======== Source information ========
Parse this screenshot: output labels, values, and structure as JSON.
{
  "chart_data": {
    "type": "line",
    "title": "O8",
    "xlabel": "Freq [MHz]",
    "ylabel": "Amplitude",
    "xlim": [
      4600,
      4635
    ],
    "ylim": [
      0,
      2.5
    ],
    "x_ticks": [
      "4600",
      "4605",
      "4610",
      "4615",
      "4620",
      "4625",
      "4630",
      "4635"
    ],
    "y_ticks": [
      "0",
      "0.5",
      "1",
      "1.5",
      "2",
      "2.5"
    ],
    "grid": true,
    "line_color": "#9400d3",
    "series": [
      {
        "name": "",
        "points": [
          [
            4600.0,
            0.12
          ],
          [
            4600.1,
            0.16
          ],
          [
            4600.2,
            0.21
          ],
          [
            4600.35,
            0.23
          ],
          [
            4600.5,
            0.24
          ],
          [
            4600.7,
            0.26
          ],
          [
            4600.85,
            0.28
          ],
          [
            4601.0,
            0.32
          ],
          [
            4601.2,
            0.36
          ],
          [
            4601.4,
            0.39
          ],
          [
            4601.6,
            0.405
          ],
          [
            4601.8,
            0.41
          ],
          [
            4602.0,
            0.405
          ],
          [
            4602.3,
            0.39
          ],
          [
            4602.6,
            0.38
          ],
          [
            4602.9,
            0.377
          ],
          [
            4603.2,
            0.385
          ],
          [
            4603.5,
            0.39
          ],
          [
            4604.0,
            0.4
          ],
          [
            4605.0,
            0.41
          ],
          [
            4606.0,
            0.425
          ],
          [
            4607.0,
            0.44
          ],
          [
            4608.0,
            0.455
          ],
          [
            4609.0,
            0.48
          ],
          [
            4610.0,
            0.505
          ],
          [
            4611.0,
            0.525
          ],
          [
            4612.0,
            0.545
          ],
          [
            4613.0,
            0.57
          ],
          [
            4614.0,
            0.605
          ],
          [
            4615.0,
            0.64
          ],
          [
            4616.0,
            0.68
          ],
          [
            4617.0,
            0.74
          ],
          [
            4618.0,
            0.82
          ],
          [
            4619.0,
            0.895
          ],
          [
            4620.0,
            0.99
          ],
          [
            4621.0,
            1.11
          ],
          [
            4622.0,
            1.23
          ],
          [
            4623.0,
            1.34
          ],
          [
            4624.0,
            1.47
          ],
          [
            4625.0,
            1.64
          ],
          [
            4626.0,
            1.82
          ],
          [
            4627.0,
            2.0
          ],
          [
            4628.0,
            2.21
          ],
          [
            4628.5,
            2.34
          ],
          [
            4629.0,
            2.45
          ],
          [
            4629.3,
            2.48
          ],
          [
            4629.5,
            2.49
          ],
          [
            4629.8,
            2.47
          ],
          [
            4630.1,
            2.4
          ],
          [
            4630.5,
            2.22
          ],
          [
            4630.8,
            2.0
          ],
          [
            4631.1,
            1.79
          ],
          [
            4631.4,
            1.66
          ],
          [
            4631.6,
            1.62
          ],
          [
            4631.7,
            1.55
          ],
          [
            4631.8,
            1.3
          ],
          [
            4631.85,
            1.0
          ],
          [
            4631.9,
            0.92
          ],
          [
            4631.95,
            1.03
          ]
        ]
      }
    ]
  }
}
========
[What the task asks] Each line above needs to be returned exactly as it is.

[Answer to this exercise]
Parse this screenshot: output labels, values, and structure as JSON.
{
  "chart_data": {
    "type": "line",
    "title": "O8",
    "xlabel": "Freq [MHz]",
    "ylabel": "Amplitude",
    "xlim": [
      4600,
      4635
    ],
    "ylim": [
      0,
      2.5
    ],
    "x_ticks": [
      "4600",
      "4605",
      "4610",
      "4615",
      "4620",
      "4625",
      "4630",
      "4635"
    ],
    "y_ticks": [
      "0",
      "0.5",
      "1",
      "1.5",
      "2",
      "2.5"
    ],
    "grid": true,
    "line_color": "#9400d3",
    "series": [
      {
        "name": "",
        "points": [
          [
            4600.0,
            0.12
          ],
          [
            4600.1,
            0.16
          ],
          [
            4600.2,
            0.21
          ],
          [
            4600.35,
            0.23
          ],
          [
            4600.5,
            0.24
          ],
          [
            4600.7,
            0.26
          ],
          [
            4600.85,
            0.28
          ],
          [
            4601.0,
            0.32
          ],
          [
            4601.2,
            0.36
          ],
          [
            4601.4,
            0.39
          ],
          [
            4601.6,
            0.405
          ],
          [
            4601.8,
            0.41
          ],
          [
            4602.0,
            0.405
          ],
          [
            4602.3,
            0.39
          ],
          [
            4602.6,
            0.38
          ],
          [
            4602.9,
            0.377
          ],
          [
            4603.2,
            0.385
          ],
          [
            4603.5,
            0.39
          ],
          [
            4604.0,
            0.4
          ],
          [
            4605.0,
            0.41
          ],
          [
            4606.0,
            0.425
          ],
          [
            4607.0,
            0.44
          ],
          [
            4608.0,
            0.455
          ],
          [
            4609.0,
            0.48
          ],
          [
            4610.0,
            0.505
          ],
          [
            4611.0,
            0.525
          ],
          [
            4612.0,
            0.545
          ],
          [
            4613.0,
            0.57
          ],
          [
            4614.0,
            0.605
          ],
          [
            4615.0,
            0.64
          ],
          [
            4616.0,
            0.68
          ],
          [
            4617.0,
            0.74
          ],
          [
            4618.0,
            0.82
          ],
          [
            4619.0,
            0.895
          ],
          [
            4620.0,
            0.99
          ],
          [
            4621.0,
            1.11
          ],
          [
            4622.0,
            1.23
          ],
          [
            4623.0,
            1.34
          ],
          [
            4624.0,
            1.47
          ],
          [
            4625.0,
            1.64
          ],
          [
            4626.0,
            1.82
          ],
          [
            4627.0,
            2.0
          ],
          [
            4628.0,
            2.21
          ],
          [
            4628.5,
            2.34
          ],
          [
            4629.0,
            2.45
          ],
          [
            4629.3,
            2.48
          ],
          [
            4629.5,
            2.49
          ],
          [
            4629.8,
            2.47
          ],
          [
            4630.1,
            2.4
          ],
          [
            4630.5,
            2.22
          ],
          [
            4630.8,
            2.0
          ],
          [
            4631.1,
            1.79
          ],
          [
            4631.4,
            1.66
          ],
          [
            4631.6,
            1.62
          ],
          [
            4631.7,
            1.55
          ],
          [
            4631.8,
            1.3
          ],
          [
            4631.85,
            1.0
          ],
          [
            4631.9,
            0.92
          ],
          [
            4631.95,
            1.03
          ]
        ]
      }
    ]
  }
}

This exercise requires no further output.